Records for processing
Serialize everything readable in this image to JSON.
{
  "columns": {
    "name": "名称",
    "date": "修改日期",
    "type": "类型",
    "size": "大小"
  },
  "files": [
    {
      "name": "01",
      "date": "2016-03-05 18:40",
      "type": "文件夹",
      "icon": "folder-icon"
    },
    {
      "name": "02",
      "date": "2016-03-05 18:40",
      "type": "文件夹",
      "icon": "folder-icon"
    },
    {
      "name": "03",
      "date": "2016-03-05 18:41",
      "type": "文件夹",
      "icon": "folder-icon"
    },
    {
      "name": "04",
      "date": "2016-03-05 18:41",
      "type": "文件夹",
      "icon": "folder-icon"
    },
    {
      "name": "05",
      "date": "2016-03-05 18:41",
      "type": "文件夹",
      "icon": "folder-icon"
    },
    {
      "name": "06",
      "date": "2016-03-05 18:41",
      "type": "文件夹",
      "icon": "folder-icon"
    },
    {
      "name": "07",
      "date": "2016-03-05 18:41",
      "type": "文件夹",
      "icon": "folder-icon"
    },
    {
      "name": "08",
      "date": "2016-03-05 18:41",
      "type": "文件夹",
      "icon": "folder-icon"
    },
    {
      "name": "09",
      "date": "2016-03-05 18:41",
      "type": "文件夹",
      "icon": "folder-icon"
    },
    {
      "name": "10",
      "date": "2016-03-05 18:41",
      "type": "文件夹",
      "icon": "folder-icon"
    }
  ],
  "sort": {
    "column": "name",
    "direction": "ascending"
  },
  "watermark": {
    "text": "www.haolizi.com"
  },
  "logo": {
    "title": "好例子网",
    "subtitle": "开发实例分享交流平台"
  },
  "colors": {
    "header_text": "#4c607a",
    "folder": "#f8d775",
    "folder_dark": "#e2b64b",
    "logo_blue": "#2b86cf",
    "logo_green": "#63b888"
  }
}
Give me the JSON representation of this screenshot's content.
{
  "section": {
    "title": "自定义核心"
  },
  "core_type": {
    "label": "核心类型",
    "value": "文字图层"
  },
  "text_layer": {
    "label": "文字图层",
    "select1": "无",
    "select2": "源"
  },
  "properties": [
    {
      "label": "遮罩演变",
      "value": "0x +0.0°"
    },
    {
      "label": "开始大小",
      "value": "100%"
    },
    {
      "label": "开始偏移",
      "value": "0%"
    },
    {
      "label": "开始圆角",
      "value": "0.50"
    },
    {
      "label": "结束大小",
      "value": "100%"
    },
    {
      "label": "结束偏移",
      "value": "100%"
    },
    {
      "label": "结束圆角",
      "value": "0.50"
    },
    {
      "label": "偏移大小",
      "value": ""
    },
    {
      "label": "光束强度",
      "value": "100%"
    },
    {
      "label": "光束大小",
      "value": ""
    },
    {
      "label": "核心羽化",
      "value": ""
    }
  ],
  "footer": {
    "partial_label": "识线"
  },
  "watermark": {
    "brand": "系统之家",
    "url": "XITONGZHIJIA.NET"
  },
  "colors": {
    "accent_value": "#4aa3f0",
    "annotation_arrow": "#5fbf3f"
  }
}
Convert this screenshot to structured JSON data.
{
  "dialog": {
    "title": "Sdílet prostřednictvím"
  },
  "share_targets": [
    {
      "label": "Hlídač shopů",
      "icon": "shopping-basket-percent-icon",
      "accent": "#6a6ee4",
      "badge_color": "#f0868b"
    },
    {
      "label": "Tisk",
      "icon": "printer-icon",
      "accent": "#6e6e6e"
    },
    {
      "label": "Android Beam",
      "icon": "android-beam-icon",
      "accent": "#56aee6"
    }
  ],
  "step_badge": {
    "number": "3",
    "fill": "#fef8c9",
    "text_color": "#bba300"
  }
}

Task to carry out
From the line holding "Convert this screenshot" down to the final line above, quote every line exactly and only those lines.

Completed exercise
Convert this screenshot to structured JSON data.
{
  "dialog": {
    "title": "Sdílet prostřednictvím"
  },
  "share_targets": [
    {
      "label": "Hlídač shopů",
      "icon": "shopping-basket-percent-icon",
      "accent": "#6a6ee4",
      "badge_color": "#f0868b"
    },
    {
      "label": "Tisk",
      "icon": "printer-icon",
      "accent": "#6e6e6e"
    },
    {
      "label": "Android Beam",
      "icon": "android-beam-icon",
      "accent": "#56aee6"
    }
  ],
  "step_badge": {
    "number": "3",
    "fill": "#fef8c9",
    "text_color": "#bba300"
  }
}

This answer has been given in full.